Segment Start: Excerpted data

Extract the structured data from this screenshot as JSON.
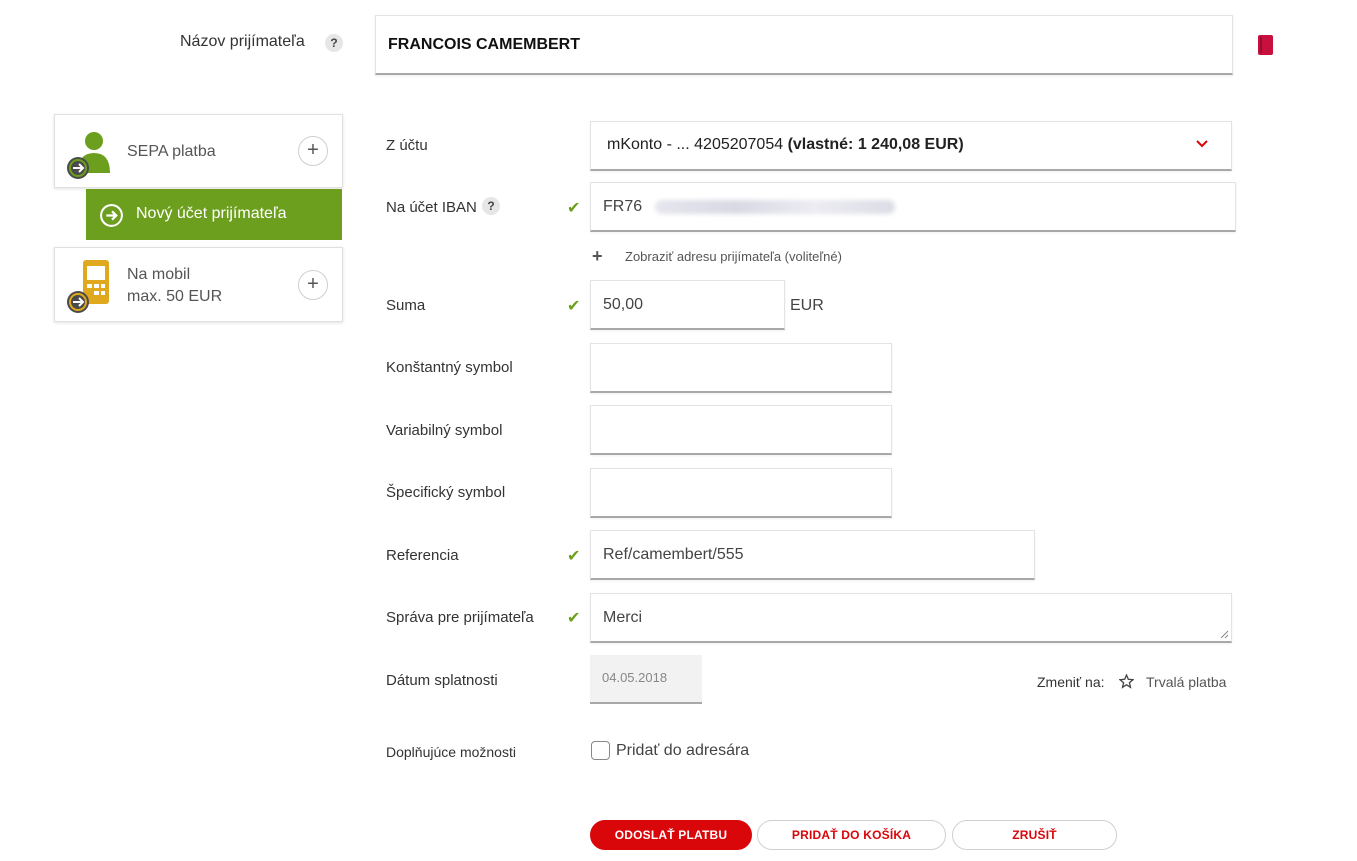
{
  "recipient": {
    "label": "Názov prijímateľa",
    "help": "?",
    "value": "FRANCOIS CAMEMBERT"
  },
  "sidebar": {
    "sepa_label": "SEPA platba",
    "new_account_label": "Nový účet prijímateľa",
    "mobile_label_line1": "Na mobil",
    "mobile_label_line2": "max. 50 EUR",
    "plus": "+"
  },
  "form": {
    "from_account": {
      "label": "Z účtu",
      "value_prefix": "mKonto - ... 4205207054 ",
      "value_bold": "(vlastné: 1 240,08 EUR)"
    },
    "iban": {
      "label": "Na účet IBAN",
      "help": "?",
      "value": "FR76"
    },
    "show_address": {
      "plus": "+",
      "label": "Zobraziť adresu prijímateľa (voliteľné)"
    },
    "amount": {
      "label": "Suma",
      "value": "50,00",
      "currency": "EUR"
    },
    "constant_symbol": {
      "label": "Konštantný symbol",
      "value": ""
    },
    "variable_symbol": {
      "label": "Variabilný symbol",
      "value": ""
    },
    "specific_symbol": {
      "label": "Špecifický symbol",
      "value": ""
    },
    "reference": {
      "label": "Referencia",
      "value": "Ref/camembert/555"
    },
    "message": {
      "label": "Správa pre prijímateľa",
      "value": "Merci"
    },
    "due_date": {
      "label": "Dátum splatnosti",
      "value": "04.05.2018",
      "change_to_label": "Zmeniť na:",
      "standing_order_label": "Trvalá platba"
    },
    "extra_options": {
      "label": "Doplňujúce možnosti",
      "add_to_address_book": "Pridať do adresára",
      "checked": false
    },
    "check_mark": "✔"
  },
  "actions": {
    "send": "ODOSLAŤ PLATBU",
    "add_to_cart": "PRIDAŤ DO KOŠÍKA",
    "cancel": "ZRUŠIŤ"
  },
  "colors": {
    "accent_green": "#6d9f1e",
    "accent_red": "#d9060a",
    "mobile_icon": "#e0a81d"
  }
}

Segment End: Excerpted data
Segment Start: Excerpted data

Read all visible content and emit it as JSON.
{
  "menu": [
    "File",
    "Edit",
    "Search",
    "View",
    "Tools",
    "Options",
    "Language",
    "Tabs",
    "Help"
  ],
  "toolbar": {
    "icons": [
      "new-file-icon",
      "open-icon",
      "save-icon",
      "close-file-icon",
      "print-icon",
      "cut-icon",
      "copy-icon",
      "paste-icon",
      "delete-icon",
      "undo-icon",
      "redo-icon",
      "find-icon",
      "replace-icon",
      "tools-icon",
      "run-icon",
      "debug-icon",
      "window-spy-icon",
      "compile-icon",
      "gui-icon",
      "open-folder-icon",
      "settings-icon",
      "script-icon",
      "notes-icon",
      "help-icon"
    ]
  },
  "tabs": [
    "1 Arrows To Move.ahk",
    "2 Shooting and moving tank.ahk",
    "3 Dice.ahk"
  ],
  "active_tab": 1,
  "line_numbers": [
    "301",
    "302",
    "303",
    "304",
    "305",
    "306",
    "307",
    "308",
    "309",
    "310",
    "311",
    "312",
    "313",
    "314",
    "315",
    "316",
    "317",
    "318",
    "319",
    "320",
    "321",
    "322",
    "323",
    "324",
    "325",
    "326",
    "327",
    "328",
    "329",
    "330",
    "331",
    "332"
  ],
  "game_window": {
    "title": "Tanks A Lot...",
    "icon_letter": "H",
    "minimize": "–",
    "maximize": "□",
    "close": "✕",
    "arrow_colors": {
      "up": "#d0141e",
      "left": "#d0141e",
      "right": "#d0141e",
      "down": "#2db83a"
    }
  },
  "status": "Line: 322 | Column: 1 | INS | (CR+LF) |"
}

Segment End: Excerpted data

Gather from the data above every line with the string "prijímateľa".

Task answer
    "label": "Názov prijímateľa",
    "new_account_label": "Nový účet prijímateľa",
      "label": "Zobraziť adresu prijímateľa (voliteľné)"
      "label": "Správa pre prijímateľa",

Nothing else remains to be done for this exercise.